Vivitrol is an injectable form of naltrexone. The shot lasts for an entire month. The benefits of Vivitrol are that it is long-lasting, so patients do not have to worry about taking the little pill every day. It helps them to not miss daily doses.
Also, like Dr. Sinclair and Ms. Christian, Vivitrol has helped to spread the word about naltrexone being a viable treatment for both alcoholism and opioid addiction. Naltrexone is a potent anti craving medication that works effectively to help people overcome their alcohol problem.
Yet, the downside is that Vivitrol is expensive and it can be difficult to get extended insurance coverage. The promotion of Vivitrol has led to the perception that the naltrexone pills are not effective. The fact is that the naltrexone generic tablets are very effective and very affordable.
So, can a little pill really help me to quit alcohol and end my alcohol dependence?
Naltrexone is not a miracle drug. It is an effective treatment that can help many patients to quit heavy drinking. If you are determined to drink alcohol excessively, you may not have success with naltrexone.

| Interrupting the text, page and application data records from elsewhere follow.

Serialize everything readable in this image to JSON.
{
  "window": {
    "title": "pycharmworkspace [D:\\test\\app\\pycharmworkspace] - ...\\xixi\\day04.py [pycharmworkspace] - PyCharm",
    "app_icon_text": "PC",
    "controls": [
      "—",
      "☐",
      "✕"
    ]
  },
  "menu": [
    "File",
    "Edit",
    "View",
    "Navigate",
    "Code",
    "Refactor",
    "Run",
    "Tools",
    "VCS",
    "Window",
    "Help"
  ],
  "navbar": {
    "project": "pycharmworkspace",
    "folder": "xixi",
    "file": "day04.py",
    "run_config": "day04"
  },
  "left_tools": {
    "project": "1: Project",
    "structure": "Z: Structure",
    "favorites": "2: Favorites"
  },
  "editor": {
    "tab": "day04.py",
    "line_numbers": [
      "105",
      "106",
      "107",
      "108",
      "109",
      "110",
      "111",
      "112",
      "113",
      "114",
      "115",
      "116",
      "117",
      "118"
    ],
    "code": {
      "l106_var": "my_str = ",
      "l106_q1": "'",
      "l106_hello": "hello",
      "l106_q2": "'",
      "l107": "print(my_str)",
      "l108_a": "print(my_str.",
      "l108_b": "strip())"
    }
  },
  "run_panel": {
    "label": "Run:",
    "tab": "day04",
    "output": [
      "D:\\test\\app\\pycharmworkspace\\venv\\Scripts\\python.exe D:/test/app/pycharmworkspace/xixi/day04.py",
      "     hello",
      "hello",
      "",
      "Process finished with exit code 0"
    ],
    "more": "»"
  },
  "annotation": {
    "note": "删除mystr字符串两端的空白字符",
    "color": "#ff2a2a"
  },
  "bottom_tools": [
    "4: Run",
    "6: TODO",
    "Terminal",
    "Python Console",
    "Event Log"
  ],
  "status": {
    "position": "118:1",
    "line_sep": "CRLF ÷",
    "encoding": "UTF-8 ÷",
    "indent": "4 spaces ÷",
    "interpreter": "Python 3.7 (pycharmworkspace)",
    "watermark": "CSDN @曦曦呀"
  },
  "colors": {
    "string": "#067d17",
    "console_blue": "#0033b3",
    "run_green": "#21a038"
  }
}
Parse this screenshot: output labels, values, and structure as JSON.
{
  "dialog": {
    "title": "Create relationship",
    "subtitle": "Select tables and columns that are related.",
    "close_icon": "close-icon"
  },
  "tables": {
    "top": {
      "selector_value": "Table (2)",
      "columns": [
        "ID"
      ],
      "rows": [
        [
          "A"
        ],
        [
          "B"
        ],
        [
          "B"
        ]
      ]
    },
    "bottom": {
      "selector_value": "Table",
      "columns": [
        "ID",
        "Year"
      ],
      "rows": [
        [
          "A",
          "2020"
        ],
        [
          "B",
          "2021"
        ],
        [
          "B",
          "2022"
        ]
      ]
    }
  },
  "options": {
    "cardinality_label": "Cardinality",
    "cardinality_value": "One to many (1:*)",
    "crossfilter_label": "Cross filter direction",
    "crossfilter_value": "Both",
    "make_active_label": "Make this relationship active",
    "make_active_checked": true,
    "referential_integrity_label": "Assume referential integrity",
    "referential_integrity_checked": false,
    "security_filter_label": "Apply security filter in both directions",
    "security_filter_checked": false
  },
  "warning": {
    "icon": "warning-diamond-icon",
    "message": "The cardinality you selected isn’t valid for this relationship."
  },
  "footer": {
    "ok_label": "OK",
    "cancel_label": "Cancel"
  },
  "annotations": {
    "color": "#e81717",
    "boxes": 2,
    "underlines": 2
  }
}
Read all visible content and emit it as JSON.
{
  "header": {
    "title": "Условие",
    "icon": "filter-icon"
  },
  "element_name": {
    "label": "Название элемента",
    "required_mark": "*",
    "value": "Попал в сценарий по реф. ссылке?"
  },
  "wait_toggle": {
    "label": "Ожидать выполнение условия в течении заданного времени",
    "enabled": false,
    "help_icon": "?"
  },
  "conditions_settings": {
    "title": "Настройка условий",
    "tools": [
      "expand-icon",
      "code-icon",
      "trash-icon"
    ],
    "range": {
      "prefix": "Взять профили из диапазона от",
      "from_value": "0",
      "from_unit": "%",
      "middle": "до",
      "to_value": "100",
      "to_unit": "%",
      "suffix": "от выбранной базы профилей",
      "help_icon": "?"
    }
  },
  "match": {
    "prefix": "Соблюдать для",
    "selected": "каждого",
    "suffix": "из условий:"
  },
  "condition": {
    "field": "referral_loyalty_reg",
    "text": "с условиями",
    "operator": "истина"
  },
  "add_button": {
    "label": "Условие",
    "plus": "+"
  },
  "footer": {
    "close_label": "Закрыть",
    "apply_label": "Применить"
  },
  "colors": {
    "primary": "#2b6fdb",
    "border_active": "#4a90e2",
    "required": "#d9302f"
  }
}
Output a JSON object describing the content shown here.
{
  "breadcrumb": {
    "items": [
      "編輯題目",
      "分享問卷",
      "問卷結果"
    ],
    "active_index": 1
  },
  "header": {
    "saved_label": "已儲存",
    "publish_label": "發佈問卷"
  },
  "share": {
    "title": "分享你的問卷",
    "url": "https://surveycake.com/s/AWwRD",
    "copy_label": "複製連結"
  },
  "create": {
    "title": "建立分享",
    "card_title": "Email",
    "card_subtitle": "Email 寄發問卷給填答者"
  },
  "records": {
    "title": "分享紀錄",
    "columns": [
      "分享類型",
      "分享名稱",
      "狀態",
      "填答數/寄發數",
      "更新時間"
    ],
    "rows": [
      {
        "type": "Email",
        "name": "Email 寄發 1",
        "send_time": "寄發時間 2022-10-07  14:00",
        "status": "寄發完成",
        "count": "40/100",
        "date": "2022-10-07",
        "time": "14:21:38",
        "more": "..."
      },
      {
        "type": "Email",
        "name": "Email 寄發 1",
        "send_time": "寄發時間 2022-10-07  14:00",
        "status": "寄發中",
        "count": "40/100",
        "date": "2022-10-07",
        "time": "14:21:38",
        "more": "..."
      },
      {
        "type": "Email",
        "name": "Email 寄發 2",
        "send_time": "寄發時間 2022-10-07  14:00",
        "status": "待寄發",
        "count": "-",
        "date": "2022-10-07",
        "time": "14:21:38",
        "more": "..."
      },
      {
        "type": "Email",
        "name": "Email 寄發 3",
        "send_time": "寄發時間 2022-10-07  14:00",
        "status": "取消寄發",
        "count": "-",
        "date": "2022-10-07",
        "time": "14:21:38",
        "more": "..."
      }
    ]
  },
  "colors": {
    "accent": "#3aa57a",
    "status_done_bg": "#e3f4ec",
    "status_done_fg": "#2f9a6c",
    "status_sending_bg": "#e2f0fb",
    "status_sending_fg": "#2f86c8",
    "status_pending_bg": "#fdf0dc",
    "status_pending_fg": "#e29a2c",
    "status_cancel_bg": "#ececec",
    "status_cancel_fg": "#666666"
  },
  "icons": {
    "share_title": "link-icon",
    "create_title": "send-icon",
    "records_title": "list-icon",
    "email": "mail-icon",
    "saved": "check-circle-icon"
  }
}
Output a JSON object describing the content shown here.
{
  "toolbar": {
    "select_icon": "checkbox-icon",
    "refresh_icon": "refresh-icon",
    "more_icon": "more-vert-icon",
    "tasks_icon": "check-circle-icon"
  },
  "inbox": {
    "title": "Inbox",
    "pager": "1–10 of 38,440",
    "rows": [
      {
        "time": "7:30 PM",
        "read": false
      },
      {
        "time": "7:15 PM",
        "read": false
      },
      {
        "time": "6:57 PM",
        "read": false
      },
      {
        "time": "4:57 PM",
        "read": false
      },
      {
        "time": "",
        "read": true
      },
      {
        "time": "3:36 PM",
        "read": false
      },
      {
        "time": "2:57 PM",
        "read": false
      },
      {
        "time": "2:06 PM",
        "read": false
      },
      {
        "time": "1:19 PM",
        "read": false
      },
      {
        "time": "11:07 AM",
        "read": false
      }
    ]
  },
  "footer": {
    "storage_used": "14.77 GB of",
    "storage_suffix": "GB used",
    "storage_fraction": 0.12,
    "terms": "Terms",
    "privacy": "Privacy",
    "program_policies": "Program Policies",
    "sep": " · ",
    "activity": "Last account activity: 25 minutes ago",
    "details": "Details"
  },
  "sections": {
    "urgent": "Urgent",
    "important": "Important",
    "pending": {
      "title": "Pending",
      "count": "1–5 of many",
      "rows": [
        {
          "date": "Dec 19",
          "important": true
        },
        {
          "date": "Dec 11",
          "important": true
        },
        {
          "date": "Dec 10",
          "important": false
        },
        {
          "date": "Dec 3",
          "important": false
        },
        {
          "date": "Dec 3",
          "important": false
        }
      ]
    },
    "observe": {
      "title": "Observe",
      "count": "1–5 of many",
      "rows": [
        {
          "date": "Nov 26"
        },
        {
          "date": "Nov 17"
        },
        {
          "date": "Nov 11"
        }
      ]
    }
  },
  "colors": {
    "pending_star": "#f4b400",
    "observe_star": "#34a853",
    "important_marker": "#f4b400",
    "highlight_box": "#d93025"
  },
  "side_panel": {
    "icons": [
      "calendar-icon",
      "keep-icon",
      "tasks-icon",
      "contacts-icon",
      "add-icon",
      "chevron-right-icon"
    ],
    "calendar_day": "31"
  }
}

You are more likely have success if you have made a commitment to quit drinking alcohol and you also take naltrexone to block the opiate receptor and endorphin reinforcement associated with pleasurable activities such as drinking.
If you are interested in quitting alcohol the Sinclair way, please use our contact form to reach out for more information. Dr. Leeds is one of a select few Sinclair Method doctors who is available to treat patients in Florida via telehealth and telemedicine with the Sinclair Method alcohol treatment protocol.